Black History Month: Black Stories Are American Stories

Black History Month begins annually on February 1st. Schools pivot their focus to the achievements of great Black historical figures as well as modern success stories, including Frederick Douglass, Martin Luther King, Jr., and current heroes like Barack and Michelle Obama and Oprah Winfrey.

But one question must be asked: shouldn’t we teach Black history every day?

Black history is American history, and while focusing on the achievements of the Obamas and the civil rights legend Reverend King is important and laudable, there is more to do. Some respected social science experts have suggested that what educators need to do is teach Black experiences year-round, rather than including those lessons in February and letting traditional curriculums shift back to white European stories once March arrives.

A study done last year on schools in New York City revealed that eight out of 10 books used by educators are by white men. No one argues that greats like William Shakespeare and Mark Twain don’t deserve attention in our classrooms. But the works of great Black authors deserve a place in curriculums too.

Too many people shy away from the narrative of Black history in America because it is, let’s be honest, often a painful one. Black experiences are rife with racism, and to tell Black stories truthfully is to admit that America has not always been kind or inclusive.

However, there are ways to shift lesson plans in such a way that they aren’t entirely about conflict, violence, and segregation. A balance can be struck, and in this post, we offer some ideas that educators and parents can adopt to teach Black history (and modern experience) every day. Because if our goal as a society is true inclusion, setting one month aside each year for Black history is not enough.

1. Include cultural appropriation in social sciences.

Understanding Black traditions in, for example, hairstyles and fashion, and why white consumers adopting those traditions is potentially offensive, is a vital lesson for all young people. Incorporating this into a civics or social science class is a natural – and beneficial – fit that too often is ignored.

2. Include a broader look at famous Black figures in history.

Of course, it’s vital that students are taught about the struggle for civil rights and the central role Dr. King played. However, there are others who are just as vital but are sometimes left out because their place in history is more controversial. People like Malcolm X, Nat Turner, and organizations like the Black Panthers are sometimes given short shrift, as lesson plans concentrate on contributions made by individuals whose contributions are more universally acknowledged – and praised.

3. Teach Black culture out of the classroom too.

Parents can make a profound contribution to their child’s awareness and appreciation of Black culture by including it in their lives at home.
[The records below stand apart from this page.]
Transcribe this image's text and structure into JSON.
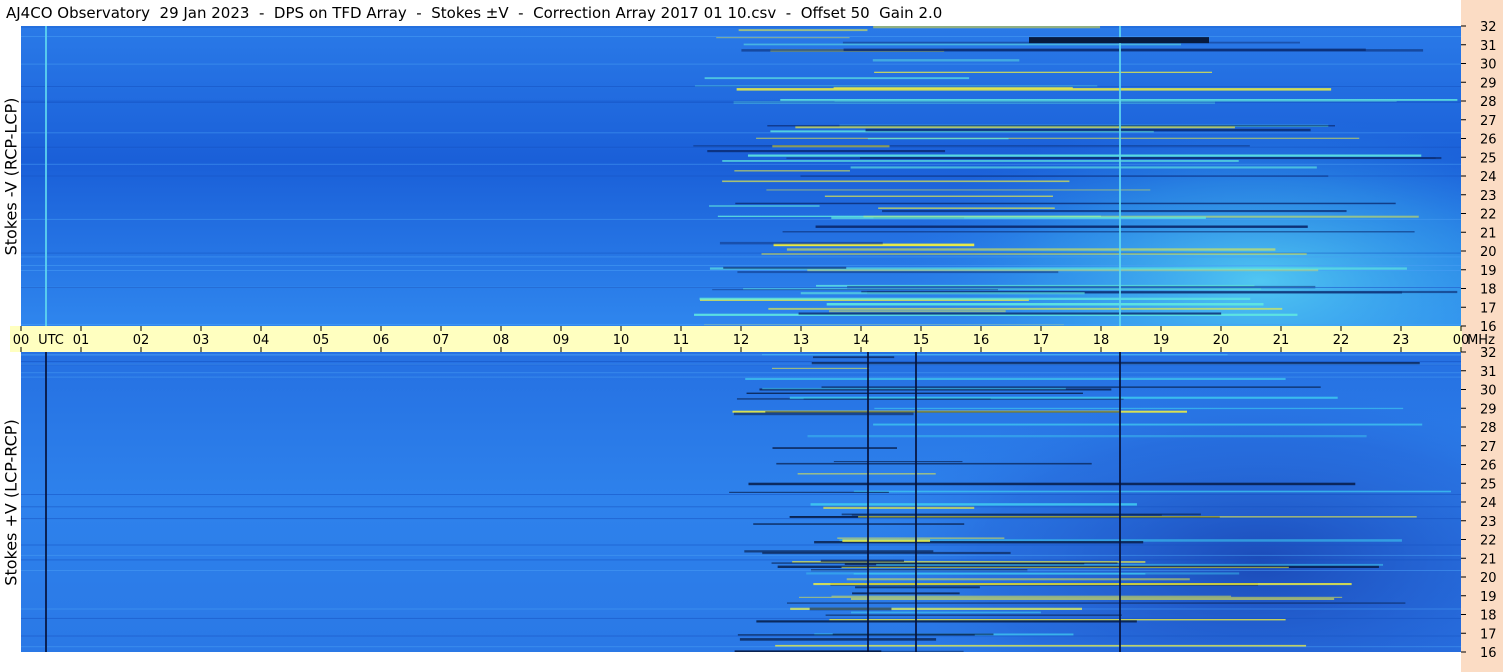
{
  "title": "AJ4CO Observatory  29 Jan 2023  -  DPS on TFD Array  -  Stokes ±V  -  Correction Array 2017 01 10.csv  -  Offset 50  Gain 2.0",
  "colors": {
    "time_axis_bg": "#ffffc0",
    "right_rail_bg": "#fbdcc4",
    "spectrogram_base": "#1f6ee0",
    "spectrogram_active": "#3ec8f0",
    "rfi_hot": "#f0f040",
    "dropout": "#061a40"
  },
  "chart_data": [
    {
      "type": "heatmap",
      "panel": "top",
      "ylabel": "Stokes -V (RCP-LCP)",
      "ylim": [
        16,
        32
      ],
      "y_ticks": [
        "16",
        "17",
        "18",
        "19",
        "20",
        "21",
        "22",
        "23",
        "24",
        "25",
        "26",
        "27",
        "28",
        "29",
        "30",
        "31",
        "32"
      ],
      "y_unit": "MHz",
      "xlim_utc_hours": [
        0,
        24
      ],
      "colormap": "blue-cyan-yellow",
      "sun_activity_start_utc": 12.8,
      "vertical_events_utc": [
        0.4,
        18.3
      ],
      "dark_burst_utc": [
        16.8,
        19.8
      ],
      "dark_burst_mhz": 31.3
    },
    {
      "type": "heatmap",
      "panel": "bottom",
      "ylabel": "Stokes +V (LCP-RCP)",
      "ylim": [
        16,
        32
      ],
      "y_ticks": [
        "16",
        "17",
        "18",
        "19",
        "20",
        "21",
        "22",
        "23",
        "24",
        "25",
        "26",
        "27",
        "28",
        "29",
        "30",
        "31",
        "32"
      ],
      "y_unit": "MHz",
      "xlim_utc_hours": [
        0,
        24
      ],
      "colormap": "blue-cyan-yellow",
      "sun_activity_start_utc": 12.8,
      "vertical_events_utc": [
        0.4,
        18.3,
        14.1,
        14.9
      ]
    }
  ],
  "time_axis": {
    "labels": [
      "00",
      "01",
      "02",
      "03",
      "04",
      "05",
      "06",
      "07",
      "08",
      "09",
      "10",
      "11",
      "12",
      "13",
      "14",
      "15",
      "16",
      "17",
      "18",
      "19",
      "20",
      "21",
      "22",
      "23",
      "00"
    ],
    "utc_label": "UTC",
    "unit_label": "MHz"
  }
}
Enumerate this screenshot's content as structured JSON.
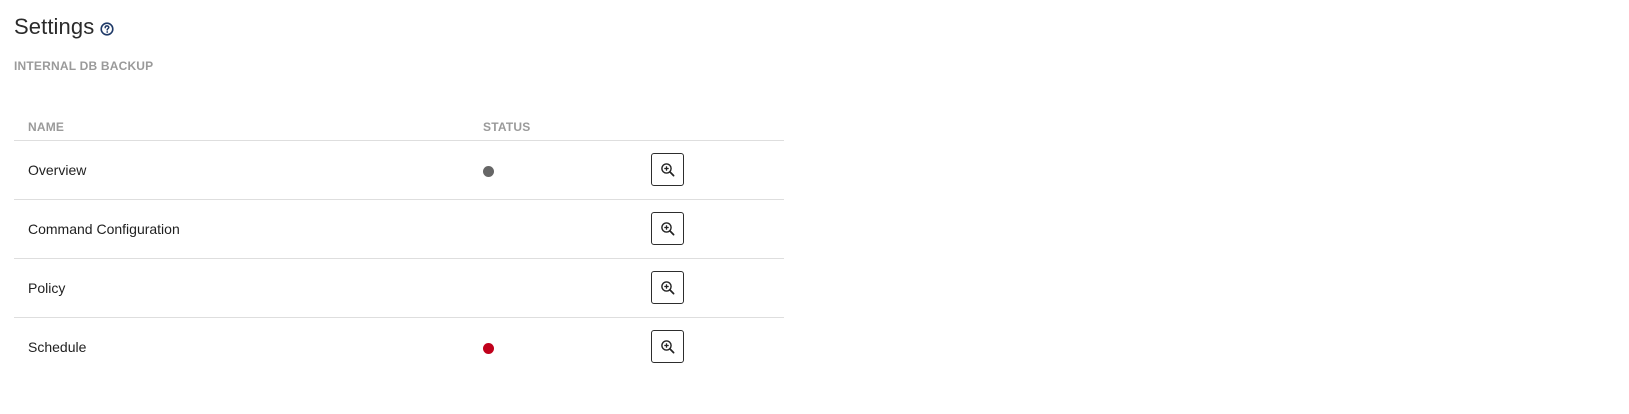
{
  "page": {
    "title": "Settings",
    "section_label": "INTERNAL DB BACKUP"
  },
  "table": {
    "columns": {
      "name": "NAME",
      "status": "STATUS"
    },
    "rows": [
      {
        "name": "Overview",
        "status": "grey",
        "status_color": "#666666",
        "action_icon": "zoom-in-icon"
      },
      {
        "name": "Command Configuration",
        "status": "",
        "status_color": "",
        "action_icon": "zoom-in-icon"
      },
      {
        "name": "Policy",
        "status": "",
        "status_color": "",
        "action_icon": "zoom-in-icon"
      },
      {
        "name": "Schedule",
        "status": "red",
        "status_color": "#c0001b",
        "action_icon": "zoom-in-icon"
      }
    ]
  },
  "colors": {
    "help_icon": "#1f3a68",
    "header_text": "#9a9a9a",
    "divider": "#dedede"
  }
}
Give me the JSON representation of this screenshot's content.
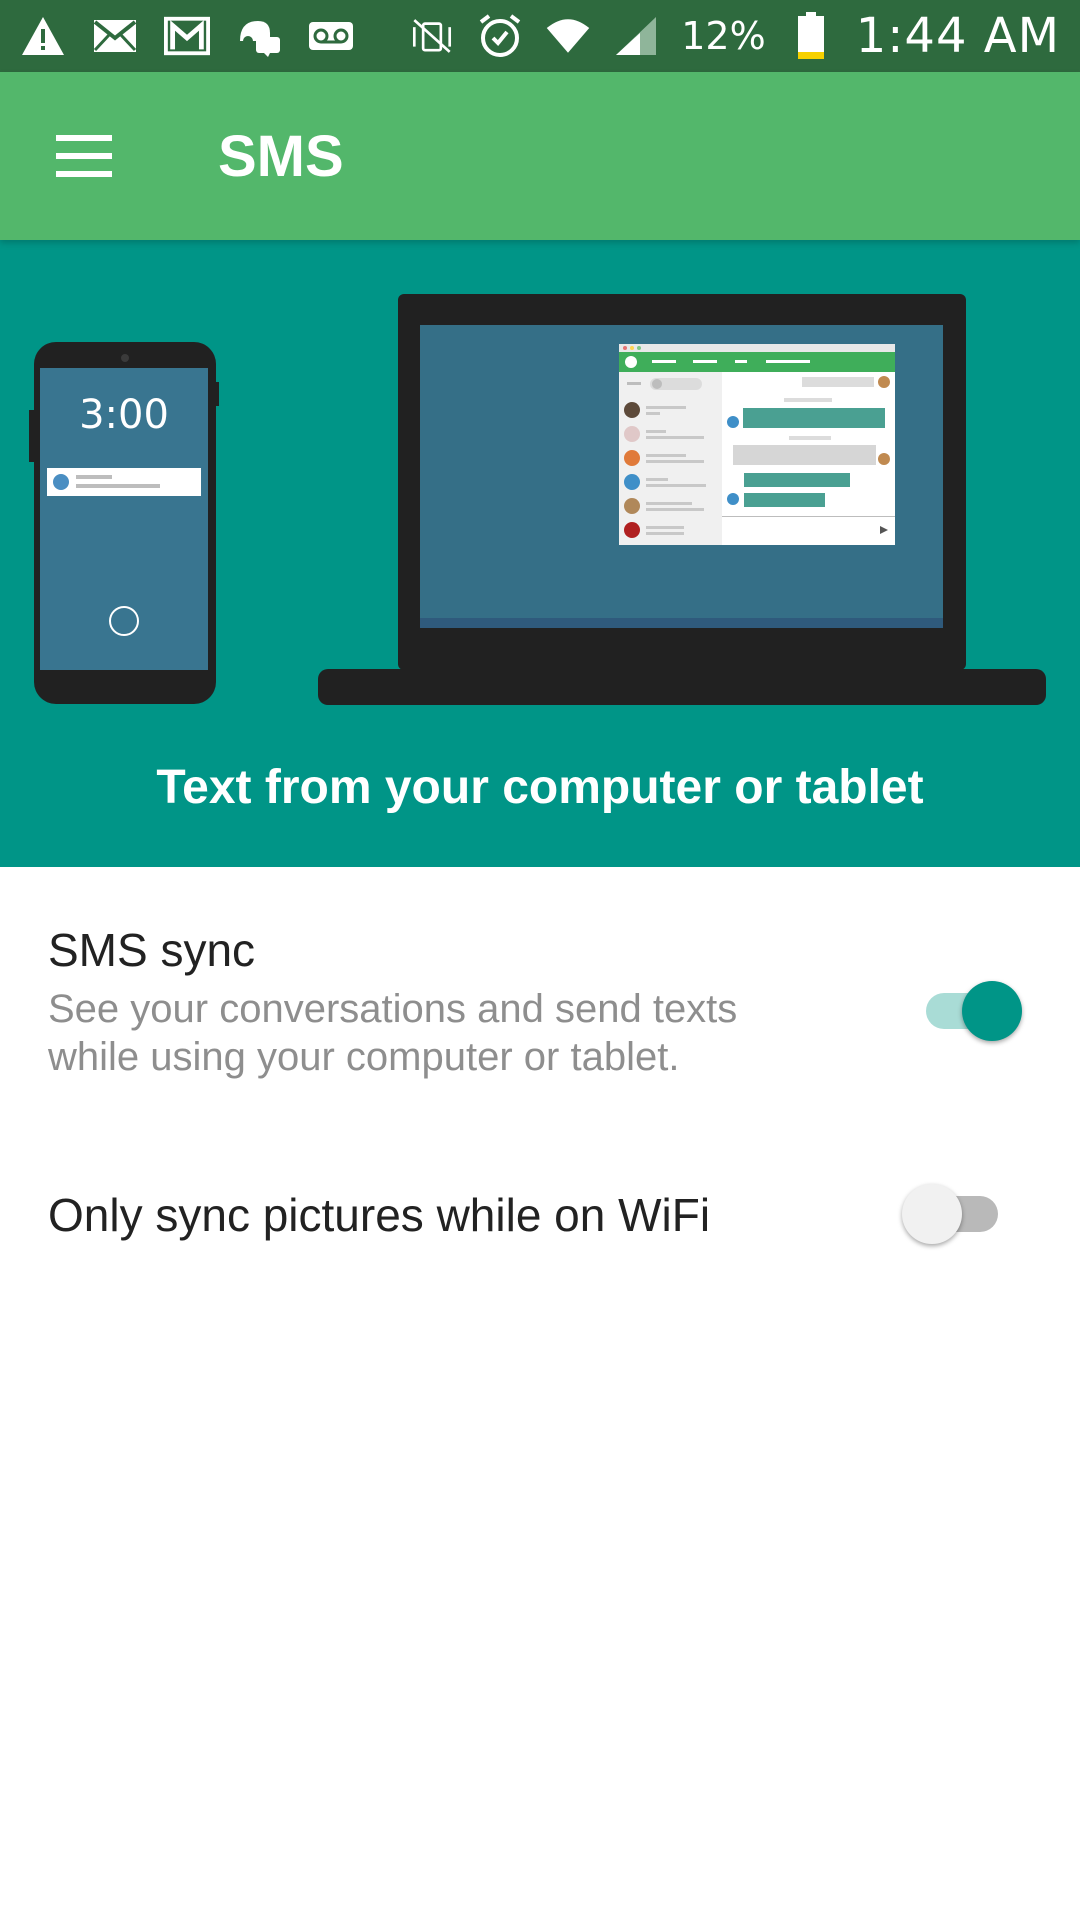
{
  "status_bar": {
    "battery_text": "12%",
    "time": "1:44 AM",
    "icons": [
      "warning-icon",
      "email-icon",
      "gmail-icon",
      "hangouts-icon",
      "voicemail-icon",
      "vibrate-icon",
      "alarm-icon",
      "wifi-icon",
      "signal-icon",
      "battery-icon"
    ]
  },
  "app_bar": {
    "title": "SMS"
  },
  "hero": {
    "phone_clock": "3:00",
    "caption": "Text from your computer or tablet"
  },
  "settings": {
    "sms_sync": {
      "title": "SMS sync",
      "subtitle": "See your conversations and send texts while using your computer or tablet.",
      "enabled": true
    },
    "wifi_only": {
      "title": "Only sync pictures while on WiFi",
      "enabled": false
    }
  },
  "colors": {
    "status_bar": "#2e6a3e",
    "app_bar": "#53b76b",
    "hero": "#009587",
    "switch_on_thumb": "#009587",
    "switch_on_track": "#a9dcd6"
  }
}
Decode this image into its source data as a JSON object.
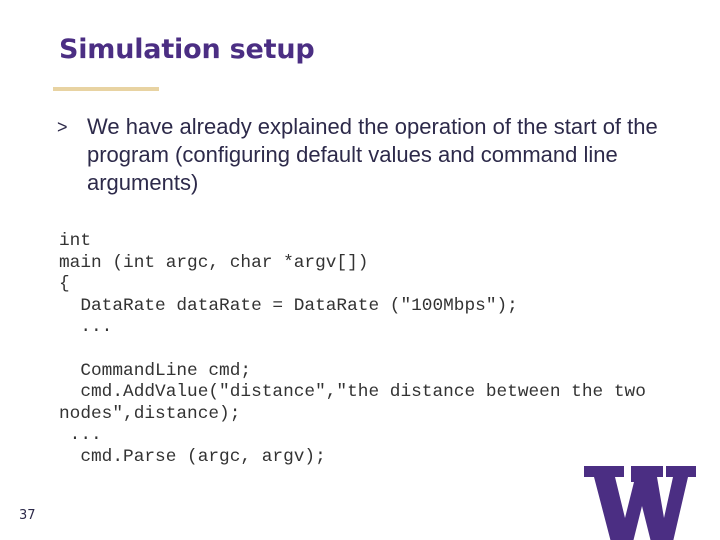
{
  "slide": {
    "title": "Simulation setup",
    "bullet": {
      "marker": ">",
      "text": "We have already explained the operation of the start of the program (configuring default values and command line arguments)"
    },
    "code_lines": [
      "int",
      "main (int argc, char *argv[])",
      "{",
      "  DataRate dataRate = DataRate (\"100Mbps\");",
      "  ...",
      "",
      "  CommandLine cmd;",
      "  cmd.AddValue(\"distance\",\"the distance between the two",
      "nodes\",distance);",
      " ...",
      "  cmd.Parse (argc, argv);"
    ],
    "slide_number": "37",
    "logo": {
      "icon": "university-w-logo-icon",
      "color": "#4b2e83"
    },
    "accent_colors": {
      "title": "#4b2e83",
      "underline": "#e8d3a2"
    }
  }
}
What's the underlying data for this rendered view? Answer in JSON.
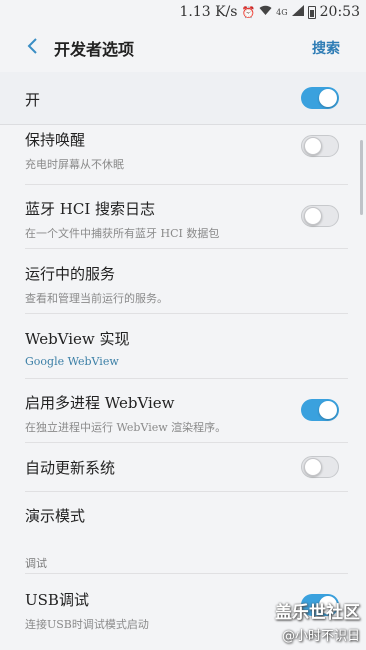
{
  "status_bar": {
    "speed": "1.13 K/s",
    "network": "4G",
    "time": "20:53"
  },
  "header": {
    "title": "开发者选项",
    "search_label": "搜索",
    "back_icon": "chevron-left-icon"
  },
  "master_switch": {
    "label": "开",
    "enabled": true
  },
  "items": [
    {
      "title": "保持唤醒",
      "subtitle": "充电时屏幕从不休眠",
      "toggle": "off"
    },
    {
      "title": "蓝牙 HCI 搜索日志",
      "subtitle": "在一个文件中捕获所有蓝牙 HCI 数据包",
      "toggle": "off"
    },
    {
      "title": "运行中的服务",
      "subtitle": "查看和管理当前运行的服务。",
      "toggle": "none"
    },
    {
      "title": "WebView 实现",
      "subtitle": "Google WebView",
      "toggle": "none"
    },
    {
      "title": "启用多进程 WebView",
      "subtitle": "在独立进程中运行 WebView 渲染程序。",
      "toggle": "on"
    },
    {
      "title": "自动更新系统",
      "subtitle": "",
      "toggle": "off"
    },
    {
      "title": "演示模式",
      "subtitle": "",
      "toggle": "none"
    }
  ],
  "section": {
    "label": "调试"
  },
  "usb": {
    "title": "USB调试",
    "subtitle": "连接USB时调试模式启动",
    "toggle": "on"
  },
  "watermark": {
    "main": "盖乐世社区",
    "sub": "@小时不识日"
  },
  "colors": {
    "accent": "#3aa1de",
    "link": "#2e7cb5",
    "background": "#f3f4f6"
  }
}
Choosing books by Black authors, whether it’s for bedtime stories or young adult fiction for teens, is a great way to be inclusive and support Black artists. A little research goes a long way and can help parents (and nannies, too) discover a world of titles by BIPOC writers (Black, Indigenous, people of color). A great place to start is the following website, which includes books that promote inclusiveness and diversity but are also focused on STEAM themes:

4. Titles by Black authors should be taught in English class.

As mentioned, no one would argue for dropping Shakespeare or Faulkner from high school English courses. But titles by Black authors like Maya Angelou and Toni Morrison are important too. Encouraging children to read these books outside the classroom is another way of helping all children connect with Black experiences and culture, regardless of whether they themselves are Black.

5. There’s a role for Black content in every course.

Whether it’s English or civics, science or math, including Black figures in every area of the curriculum is another way we can make lessons more inclusive, and more relevant to Black children. Learning pieces by composers like Billy Childs or Coleridge-Taylor Perkinson for the school band, and studying a painting by the renowned artist Jean-Michel Basquiat, are both excellent ways for students to learn about Black arts and artists.  Benjamin Banneker is credited with designing the first American clock, and learning about him any time of the year contributes to students’ knowledge of science and technology. No matter what course an educator is designing, there is an important figure who can be used to illustrate Black American contributions to it.

School curriculum evolves with changing times. While Black History Month is valuable and has served an important purpose over the last decades since it began in 1970, the subject itself should not stand apart from American history. They are an integral part of one other – Black history and the country’s history — and deserve to be told together, in lessons that last throughout the year.